Original

Intensive Care Medicine

, Volume 38, Issue 4, pp 598-605

Prospectively defined indicators to improve the safety and quality of care for critically ill patients: a report from the Task Force on Safety and Quality of the European Society of Intensive Care Medicine (ESICM)

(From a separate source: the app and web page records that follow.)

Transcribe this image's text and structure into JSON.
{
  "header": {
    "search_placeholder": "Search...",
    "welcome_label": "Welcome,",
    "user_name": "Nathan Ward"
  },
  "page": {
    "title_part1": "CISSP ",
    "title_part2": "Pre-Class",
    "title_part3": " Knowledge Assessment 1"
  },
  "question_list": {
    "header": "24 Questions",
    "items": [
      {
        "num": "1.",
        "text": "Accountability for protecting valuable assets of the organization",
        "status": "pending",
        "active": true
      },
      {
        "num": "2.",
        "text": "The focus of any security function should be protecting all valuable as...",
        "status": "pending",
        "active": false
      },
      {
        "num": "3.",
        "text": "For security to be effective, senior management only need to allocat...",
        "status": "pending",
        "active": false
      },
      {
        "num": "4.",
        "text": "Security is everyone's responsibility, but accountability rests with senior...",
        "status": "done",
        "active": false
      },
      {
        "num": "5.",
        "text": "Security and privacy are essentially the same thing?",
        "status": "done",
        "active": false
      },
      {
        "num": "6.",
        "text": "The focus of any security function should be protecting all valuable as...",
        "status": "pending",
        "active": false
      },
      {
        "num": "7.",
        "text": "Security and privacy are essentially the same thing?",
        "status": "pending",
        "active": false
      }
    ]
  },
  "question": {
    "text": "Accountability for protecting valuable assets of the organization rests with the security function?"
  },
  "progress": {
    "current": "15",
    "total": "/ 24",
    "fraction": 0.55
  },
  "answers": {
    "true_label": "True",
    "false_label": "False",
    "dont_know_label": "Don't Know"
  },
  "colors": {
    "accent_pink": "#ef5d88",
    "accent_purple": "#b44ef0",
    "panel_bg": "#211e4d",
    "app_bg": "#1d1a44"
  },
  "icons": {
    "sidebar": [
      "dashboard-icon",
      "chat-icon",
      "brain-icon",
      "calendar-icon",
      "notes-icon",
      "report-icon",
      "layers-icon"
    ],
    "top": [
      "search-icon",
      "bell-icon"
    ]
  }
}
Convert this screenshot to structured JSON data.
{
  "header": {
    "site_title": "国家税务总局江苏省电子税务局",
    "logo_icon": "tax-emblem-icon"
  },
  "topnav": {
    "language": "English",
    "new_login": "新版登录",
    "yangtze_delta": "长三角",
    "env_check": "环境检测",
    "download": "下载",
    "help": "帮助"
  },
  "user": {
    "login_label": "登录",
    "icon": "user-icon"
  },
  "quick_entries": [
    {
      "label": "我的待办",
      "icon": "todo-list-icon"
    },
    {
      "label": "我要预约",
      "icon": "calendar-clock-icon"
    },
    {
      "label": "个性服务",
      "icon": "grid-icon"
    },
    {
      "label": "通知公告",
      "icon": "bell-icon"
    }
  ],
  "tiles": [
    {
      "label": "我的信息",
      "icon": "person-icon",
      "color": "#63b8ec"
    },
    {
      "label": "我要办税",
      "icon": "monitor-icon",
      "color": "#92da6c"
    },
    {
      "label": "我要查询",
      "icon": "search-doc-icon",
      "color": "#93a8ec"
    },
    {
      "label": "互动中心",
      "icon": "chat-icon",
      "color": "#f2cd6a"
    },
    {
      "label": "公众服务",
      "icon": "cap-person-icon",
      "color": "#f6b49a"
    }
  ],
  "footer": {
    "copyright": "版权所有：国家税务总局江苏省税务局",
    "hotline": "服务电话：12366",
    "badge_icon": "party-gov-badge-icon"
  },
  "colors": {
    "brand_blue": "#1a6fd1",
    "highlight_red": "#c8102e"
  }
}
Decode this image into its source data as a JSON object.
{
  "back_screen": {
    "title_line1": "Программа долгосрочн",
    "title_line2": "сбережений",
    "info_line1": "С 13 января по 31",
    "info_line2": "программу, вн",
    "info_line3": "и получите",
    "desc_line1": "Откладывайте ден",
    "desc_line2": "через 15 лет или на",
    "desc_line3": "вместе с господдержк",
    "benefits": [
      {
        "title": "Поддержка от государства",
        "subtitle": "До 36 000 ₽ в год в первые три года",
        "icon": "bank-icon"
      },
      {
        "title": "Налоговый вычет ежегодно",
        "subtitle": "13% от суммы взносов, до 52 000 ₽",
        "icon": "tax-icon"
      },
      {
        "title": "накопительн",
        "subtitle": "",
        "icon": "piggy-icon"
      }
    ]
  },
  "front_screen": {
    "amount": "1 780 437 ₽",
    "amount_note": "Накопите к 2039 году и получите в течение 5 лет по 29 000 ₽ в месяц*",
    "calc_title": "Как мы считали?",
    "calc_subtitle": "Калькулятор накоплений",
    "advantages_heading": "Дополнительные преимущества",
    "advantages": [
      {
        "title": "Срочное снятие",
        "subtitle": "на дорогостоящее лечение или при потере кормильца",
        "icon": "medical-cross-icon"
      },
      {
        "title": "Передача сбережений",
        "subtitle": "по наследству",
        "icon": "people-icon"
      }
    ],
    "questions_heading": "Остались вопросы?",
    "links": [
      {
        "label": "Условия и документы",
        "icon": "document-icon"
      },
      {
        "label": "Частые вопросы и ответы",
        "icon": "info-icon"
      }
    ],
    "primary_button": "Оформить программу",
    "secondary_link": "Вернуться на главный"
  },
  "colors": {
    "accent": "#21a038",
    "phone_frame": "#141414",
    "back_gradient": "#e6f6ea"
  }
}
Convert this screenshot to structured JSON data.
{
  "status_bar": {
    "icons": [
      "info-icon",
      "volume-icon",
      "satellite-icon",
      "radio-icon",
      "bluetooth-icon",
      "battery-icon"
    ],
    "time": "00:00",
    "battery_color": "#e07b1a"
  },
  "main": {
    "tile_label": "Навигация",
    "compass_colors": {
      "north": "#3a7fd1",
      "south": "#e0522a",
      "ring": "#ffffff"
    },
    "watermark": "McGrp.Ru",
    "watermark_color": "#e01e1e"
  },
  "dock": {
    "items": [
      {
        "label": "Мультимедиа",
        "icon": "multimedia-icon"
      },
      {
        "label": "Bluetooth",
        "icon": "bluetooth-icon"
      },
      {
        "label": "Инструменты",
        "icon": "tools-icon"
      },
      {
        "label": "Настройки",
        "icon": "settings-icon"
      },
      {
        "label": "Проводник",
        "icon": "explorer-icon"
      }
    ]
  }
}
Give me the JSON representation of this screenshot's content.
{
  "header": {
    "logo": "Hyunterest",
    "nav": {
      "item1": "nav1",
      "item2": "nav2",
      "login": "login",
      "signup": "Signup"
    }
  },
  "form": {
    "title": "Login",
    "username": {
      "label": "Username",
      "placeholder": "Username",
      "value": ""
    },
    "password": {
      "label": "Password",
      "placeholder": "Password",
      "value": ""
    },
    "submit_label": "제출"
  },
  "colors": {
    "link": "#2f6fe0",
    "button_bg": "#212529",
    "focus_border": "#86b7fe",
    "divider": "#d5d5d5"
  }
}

  • A. RhodesAffiliated withDepartment of Intensive Care Medicine, St George’s Healthcare NHS Trust and St George’s University of London Email author 
  • , R. P. MorenoAffiliated withUnidade de Cuidados Intensivos Polivalente, Hospital de St. António Dos Capuchos, Centro Hospitalar de Lisboa Central, E.P.E
  • , E. AzoulayAffiliated withService de Réanimation Médicale, Hôpital Saint-Louis, Université Paris 7
  • , M. CapuzzoAffiliated withSection of Anaesthesiology and Intensive Care, Department of Surgical, Anaesthetic and Radiological Sciences, University Hospital of Ferrara
  • , J. D. ChicheAffiliated withRéanimation Médicale-Hôpital Cochin
  • , J. EddlestonAffiliated withManchester Royal Infirmary, Central Manchester University Hospitals NHS Foundation Trust
  • , R. EndacottAffiliated withFaculty of Health, University of Plymouth
  • , P. FerdinandeAffiliated withSurgical and Transplantation ICU, University Hospital Gasthuisberg
  • , H. FlaattenAffiliated withHaukeland University Hospital
    • , B. GuidetAffiliated withDepartment of Intensive Care Medicine, St George’s Healthcare NHS Trust and St George’s University of LondonService de réanimation Médicale, Hôpital Saint-Antoine, Assistance Publique Hôpitaux de ParisUPMC Univ Paris 06, INSERM, Unité de Recherche en Épidémiologie Systèmes d’Information et Modélisation (U707)
    • , R. KuhlenAffiliated withDepartment of Intensive Care Medicine, St George’s Healthcare NHS Trust and St George’s University of LondonHELIOS Kliniken GmbH, Geschäftsführer Medizin
    • , C. León-GilAffiliated withDepartment of Intensive Care Medicine, St George’s Healthcare NHS Trust and St George’s University of LondonServicio de Cuidados Críticos y Urgencias, Hospital Universitario de Valme
    • , M. C. Martin DelgadoAffiliated withDepartment of Intensive Care Medicine, St George’s Healthcare NHS Trust and St George’s University of LondonHospital de Torrejón
    • , P. G. MetnitzAffiliated withDepartment of Intensive Care Medicine, St George’s Healthcare NHS Trust and St George’s University of LondonDepartment of Anesthesia and General Intensive Care, AKH Wien Medical University of Vienna
    • , M. SoaresAffiliated withDepartment of Intensive Care Medicine, St George’s Healthcare NHS Trust and St George’s University of LondonIDOR–D’Or Institute for Research and Education
    • , C. L. SprungAffiliated withDepartment of Intensive Care Medicine, St George’s Healthcare NHS Trust and St George’s University of LondonGeneral Intensive Care Unit, Hadassah Hebrew University Medical Center
    • , J. F. TimsitAffiliated withDepartment of Intensive Care Medicine, St George’s Healthcare NHS Trust and St George’s University of LondonResponsable Médical Clinique Réanimation Médicale (PMAC), Teaching Hospital Albert Michallon, University Grenoble 1
    • , A. ValentinAffiliated withDepartment of Intensive Care Medicine, St George’s Healthcare NHS Trust and St George’s University of LondonGeneral and Medical ICU, Rudolfstiftung Hospital

Abstract

Objectives

To define a set of indicators that could be used to improve quality in intensive care medicine.

Methodology

An European Society of Intensive Care Medicine Task Force on Quality and Safety identified all commonly used key quality indicators. This international Task Force consisted of 18 experts, all with a self-proclaimed interest in the area. Through a modified Delphi process seeking greater than 90% consensual agreement from this nominal group, the indicators were then refined through a series of iterative processes.

Results

A total of 111 indicators of quality were initially found, and these were consolidated into 102 separate items. After five discrete rounds of debate, these indicators were reduced to a subset of nine that all had greater than 90% agreement from the nominal group. These indicators can be used to describe the structures (3), processes (2) and outcomes (4) of intensive care. Across this international group, it was much more difficult to obtain consensual agreement on the indicators describing processes of care than on the structures and outcomes.

Conclusion

This document contains nine indicators, all of which have a high level of consensual agreement from an international Task Force, which could be used to improve quality in routine intensive care practice.

Keywords

Intensive care medicine Quality indicators ESICM Task Force